[Given entries — start]

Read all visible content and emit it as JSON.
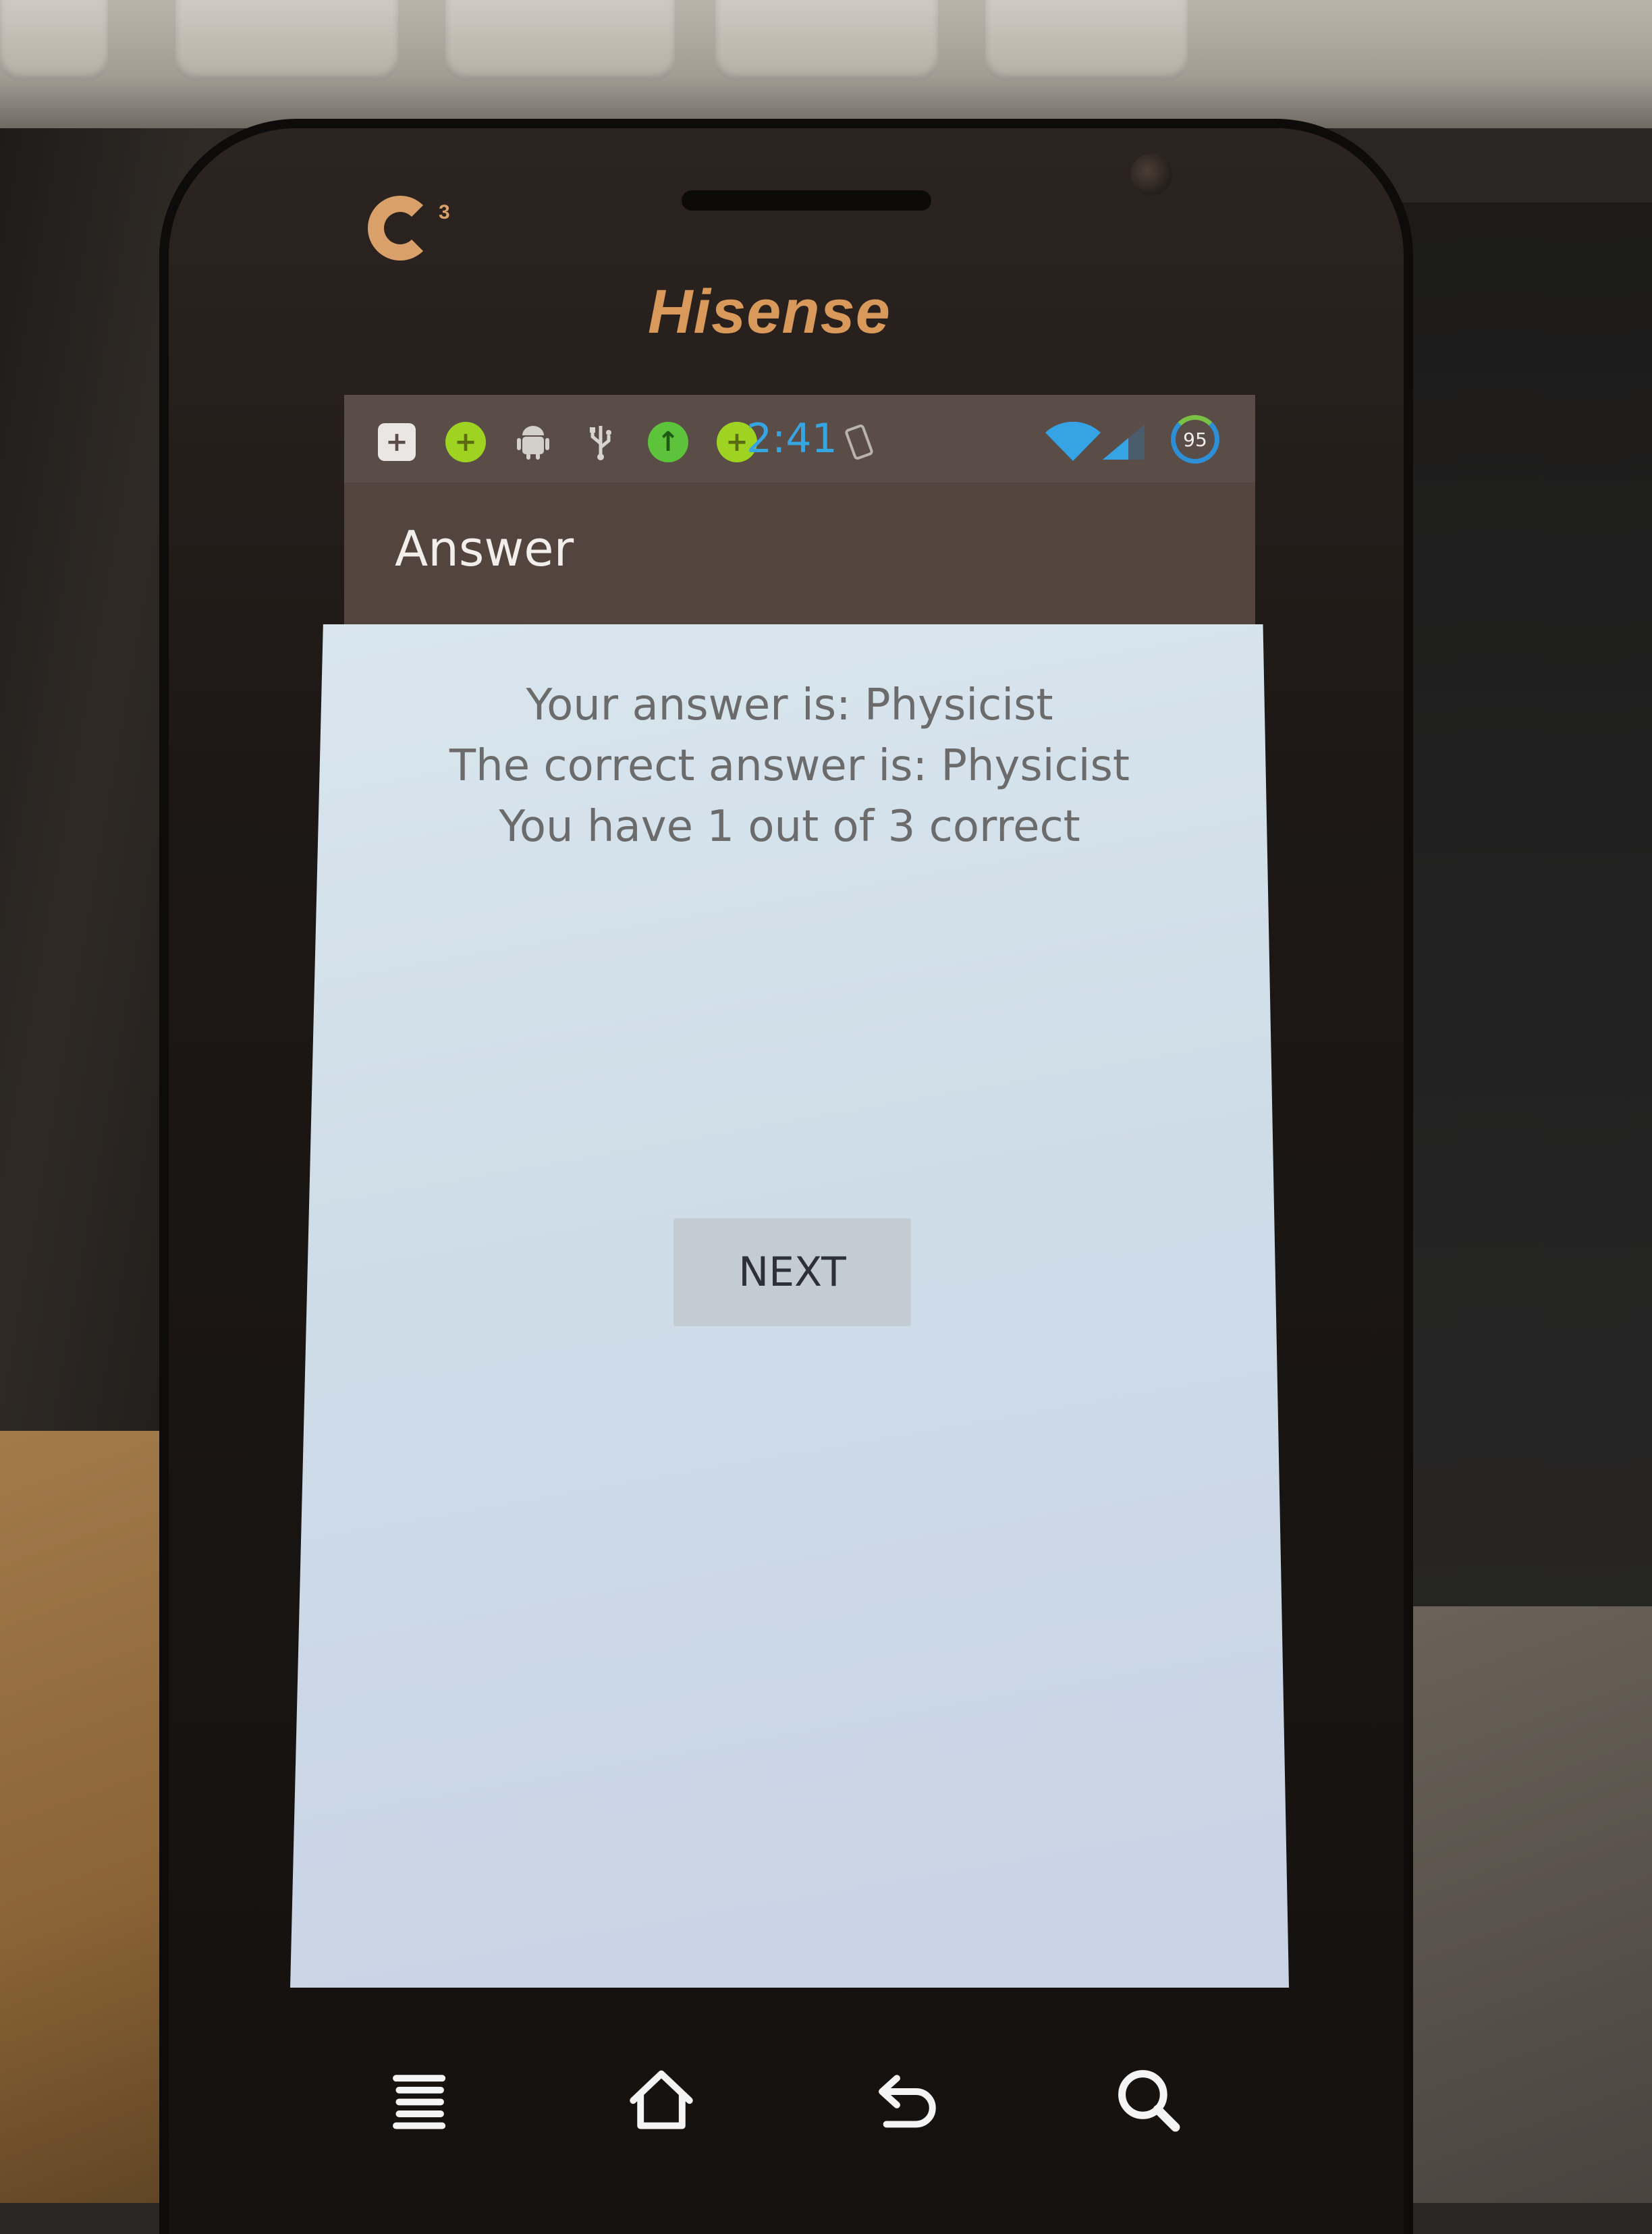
{
  "phone": {
    "brand": "Hisense",
    "logo_superscript": "3"
  },
  "status_bar": {
    "time": "2:41",
    "battery_level": "95",
    "icons": [
      "plus-box-icon",
      "green-plugin-icon",
      "android-debug-icon",
      "usb-icon",
      "green-upload-icon",
      "green-plugin-icon",
      "rotate-icon",
      "wifi-icon",
      "signal-icon",
      "battery-icon"
    ]
  },
  "action_bar": {
    "title": "Answer"
  },
  "content": {
    "your_answer": "Your answer is: Physicist",
    "correct_answer": "The correct answer is: Physicist",
    "score": "You have 1 out of 3 correct",
    "next_label": "NEXT"
  },
  "nav_keys": [
    "menu-icon",
    "home-icon",
    "back-icon",
    "search-icon"
  ],
  "colors": {
    "action_bar": "#53443e",
    "status_time": "#36a6e3",
    "brand": "#d8995b",
    "content_bg": "#d4e1ea",
    "button_bg": "#c3ccd3"
  }
}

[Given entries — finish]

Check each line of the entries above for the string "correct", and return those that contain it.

    "correct_answer": "The correct answer is: Physicist",
    "score": "You have 1 out of 3 correct",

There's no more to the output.